ACTIVITY — Output every entry below word for word, minus the images.

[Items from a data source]
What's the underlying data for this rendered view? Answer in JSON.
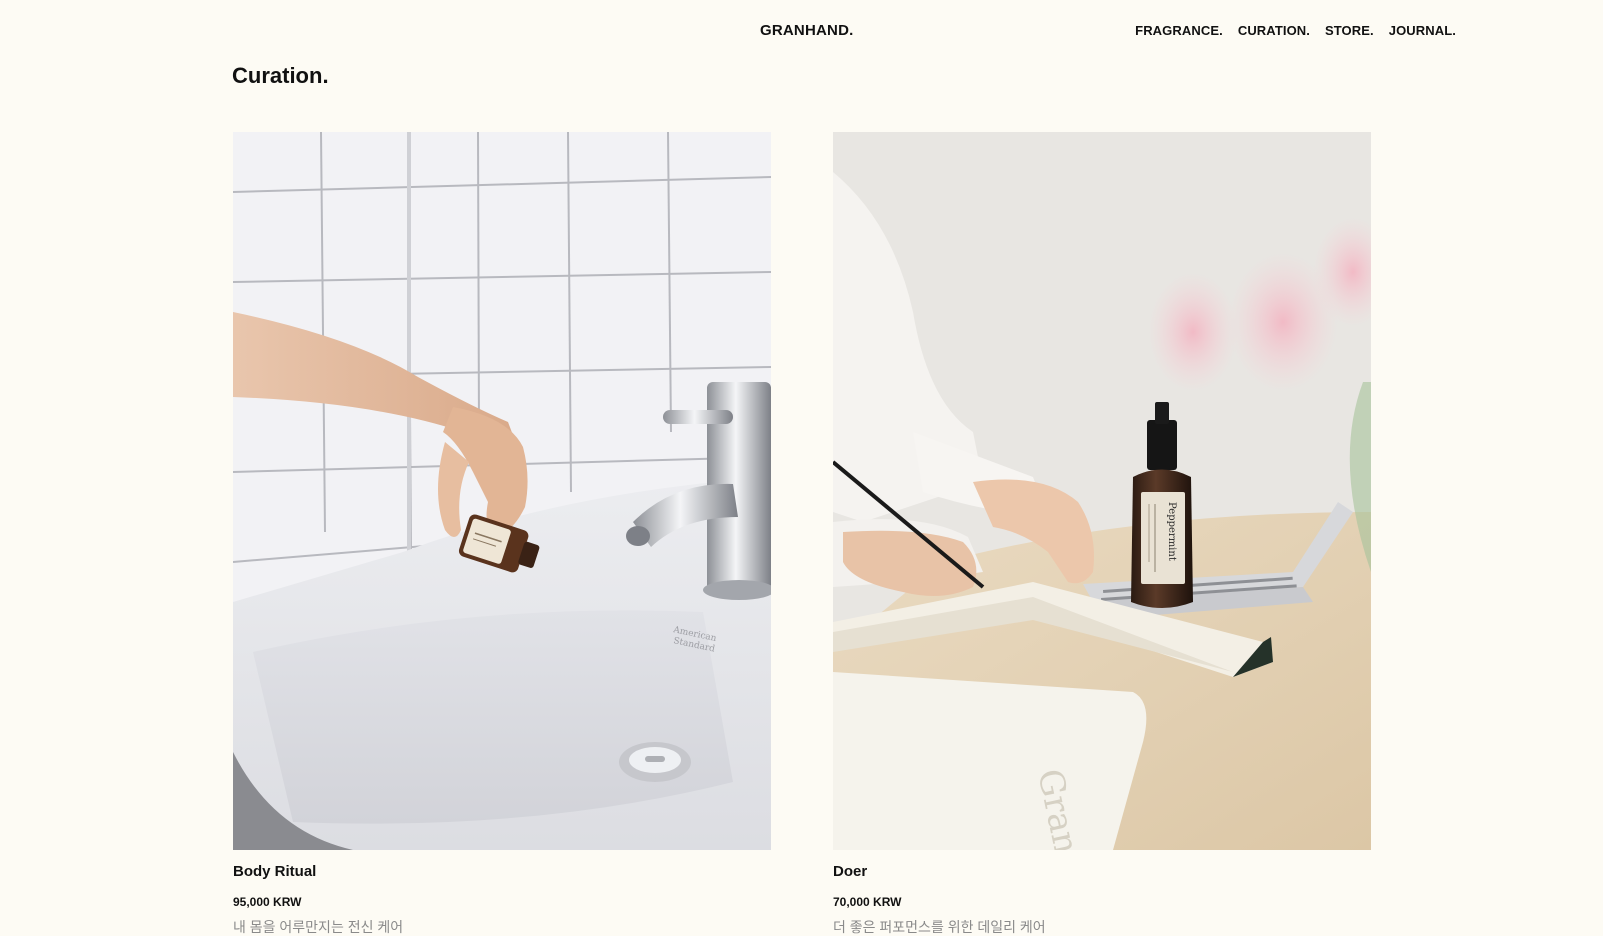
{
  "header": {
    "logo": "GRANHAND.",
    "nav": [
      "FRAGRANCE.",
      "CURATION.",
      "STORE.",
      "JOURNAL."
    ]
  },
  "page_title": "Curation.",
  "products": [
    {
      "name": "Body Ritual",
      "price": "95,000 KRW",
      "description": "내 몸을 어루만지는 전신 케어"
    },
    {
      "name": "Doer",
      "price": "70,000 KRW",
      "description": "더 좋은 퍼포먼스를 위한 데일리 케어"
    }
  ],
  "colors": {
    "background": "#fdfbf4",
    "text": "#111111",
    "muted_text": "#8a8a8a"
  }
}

PROBLEM SOLUTION —
What's the underlying data for this rendered view? Answer in JSON.
{
  "header": {
    "logo": "GRANHAND.",
    "nav": [
      "FRAGRANCE.",
      "CURATION.",
      "STORE.",
      "JOURNAL."
    ]
  },
  "page_title": "Curation.",
  "products": [
    {
      "name": "Body Ritual",
      "price": "95,000 KRW",
      "description": "내 몸을 어루만지는 전신 케어"
    },
    {
      "name": "Doer",
      "price": "70,000 KRW",
      "description": "더 좋은 퍼포먼스를 위한 데일리 케어"
    }
  ],
  "colors": {
    "background": "#fdfbf4",
    "text": "#111111",
    "muted_text": "#8a8a8a"
  }
}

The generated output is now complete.